I don't think I'd have much use for a red or a green jacket.
Not that you'd have to worry about that, but the tournament's previous winners don't have a ton of sartorial use for the jacket either. The current champion gets to keep his with him for a year after winning. And after that, the club requires that that winner returns it to Augusta where it's stored in a designated coatroom with every other winner's.
I'm interested in all this, but I'm not sure I can actually watch any of it until the weekend.
You can check it out on your computer for the stream. After they make cut --
Cut? What is this, surgery?
It's just the word for when they reduce the amount of players that get to play the final two rounds on Saturday and Sunday.
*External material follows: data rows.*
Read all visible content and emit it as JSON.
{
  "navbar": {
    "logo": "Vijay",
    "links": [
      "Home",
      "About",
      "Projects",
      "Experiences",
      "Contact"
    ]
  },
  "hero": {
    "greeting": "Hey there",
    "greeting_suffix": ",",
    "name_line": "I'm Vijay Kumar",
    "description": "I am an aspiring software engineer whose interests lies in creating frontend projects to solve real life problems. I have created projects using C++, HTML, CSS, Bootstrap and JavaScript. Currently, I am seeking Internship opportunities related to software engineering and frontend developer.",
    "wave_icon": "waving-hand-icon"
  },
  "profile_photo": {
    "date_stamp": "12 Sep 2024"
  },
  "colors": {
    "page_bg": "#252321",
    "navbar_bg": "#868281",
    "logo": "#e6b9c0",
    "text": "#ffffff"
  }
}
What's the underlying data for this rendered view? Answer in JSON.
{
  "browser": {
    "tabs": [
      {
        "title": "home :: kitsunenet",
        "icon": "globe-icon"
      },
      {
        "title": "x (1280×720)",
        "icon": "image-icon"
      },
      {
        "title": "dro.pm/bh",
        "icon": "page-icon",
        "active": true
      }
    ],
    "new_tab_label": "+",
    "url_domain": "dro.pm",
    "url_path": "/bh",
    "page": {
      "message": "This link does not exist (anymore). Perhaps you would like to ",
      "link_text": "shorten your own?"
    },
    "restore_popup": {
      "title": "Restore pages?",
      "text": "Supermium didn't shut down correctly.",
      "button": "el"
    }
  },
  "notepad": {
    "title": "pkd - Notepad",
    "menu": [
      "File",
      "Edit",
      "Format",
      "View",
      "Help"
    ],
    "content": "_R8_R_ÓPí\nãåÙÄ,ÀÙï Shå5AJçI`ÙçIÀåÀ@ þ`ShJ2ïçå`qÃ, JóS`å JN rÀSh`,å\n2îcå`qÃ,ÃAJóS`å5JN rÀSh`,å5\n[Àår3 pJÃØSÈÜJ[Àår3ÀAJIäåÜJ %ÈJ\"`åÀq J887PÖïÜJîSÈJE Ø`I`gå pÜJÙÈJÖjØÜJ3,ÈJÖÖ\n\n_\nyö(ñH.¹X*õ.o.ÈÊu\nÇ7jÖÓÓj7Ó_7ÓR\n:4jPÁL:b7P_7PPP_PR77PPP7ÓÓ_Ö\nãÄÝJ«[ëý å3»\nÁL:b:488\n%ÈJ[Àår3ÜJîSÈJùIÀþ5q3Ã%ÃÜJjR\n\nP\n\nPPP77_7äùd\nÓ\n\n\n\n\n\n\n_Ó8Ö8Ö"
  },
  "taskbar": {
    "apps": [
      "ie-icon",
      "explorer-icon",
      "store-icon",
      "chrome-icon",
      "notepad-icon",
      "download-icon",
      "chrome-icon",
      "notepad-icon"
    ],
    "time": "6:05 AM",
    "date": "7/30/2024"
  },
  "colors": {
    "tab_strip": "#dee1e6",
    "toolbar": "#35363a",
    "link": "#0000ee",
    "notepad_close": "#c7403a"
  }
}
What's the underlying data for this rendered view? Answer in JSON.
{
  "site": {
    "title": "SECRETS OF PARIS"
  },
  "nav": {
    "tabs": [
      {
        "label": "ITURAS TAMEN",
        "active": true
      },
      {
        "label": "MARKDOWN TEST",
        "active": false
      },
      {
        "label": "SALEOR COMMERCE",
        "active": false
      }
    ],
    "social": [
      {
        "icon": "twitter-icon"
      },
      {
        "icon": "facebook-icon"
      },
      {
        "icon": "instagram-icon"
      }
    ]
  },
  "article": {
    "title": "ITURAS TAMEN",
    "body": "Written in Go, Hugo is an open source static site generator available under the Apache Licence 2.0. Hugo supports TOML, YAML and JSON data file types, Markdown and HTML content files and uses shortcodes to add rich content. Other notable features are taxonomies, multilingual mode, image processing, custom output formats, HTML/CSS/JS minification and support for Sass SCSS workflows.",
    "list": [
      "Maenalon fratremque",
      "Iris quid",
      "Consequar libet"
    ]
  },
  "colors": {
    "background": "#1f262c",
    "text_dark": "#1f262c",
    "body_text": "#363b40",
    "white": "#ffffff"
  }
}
The official rule is that the top 50 players (including ties) plus any golfers within 10 strokes of the leader gets to advance. But you don't need to worry about that — just follow that big white leaderboard and focus on the names near the top.
Jordan Spieth on the 3rd tee during the final round of the 2015 Masters at Augusta National Golf Club.
And to the victor goes the spoils!
You got that right. It's a large cash prize to the winner. Last year Jordan Spieth raked in $1.8 million as the winner, and even the guy who finished in 23rd won more than $100K.
Beyond that, the Masters champion automatically gets to play in the other three majors for the following five years, and he gets to play at the Masters for life. Not only is the green jacket highly coveted, it's really a career-changer for a lot of players.
Tiger Woods is probably going to win this, right?
Tiger Woods celebrates after sinking a putt to win the Masters in 1997.
Actually, he's not even playing this year, he's --
What, does he have a date with some --
We're not even going there. He's injured. Do you have any other questions?
Yeah, so whoever has the best score after the fourth and final round on Sunday is the winner, correct?
Yes, the best aggregate score, lower being better, unless there's a tie and it goes to a playoff.
Wait, there likes a regular season and playoffs?
Now you're just messing with me. You're on your own, pal.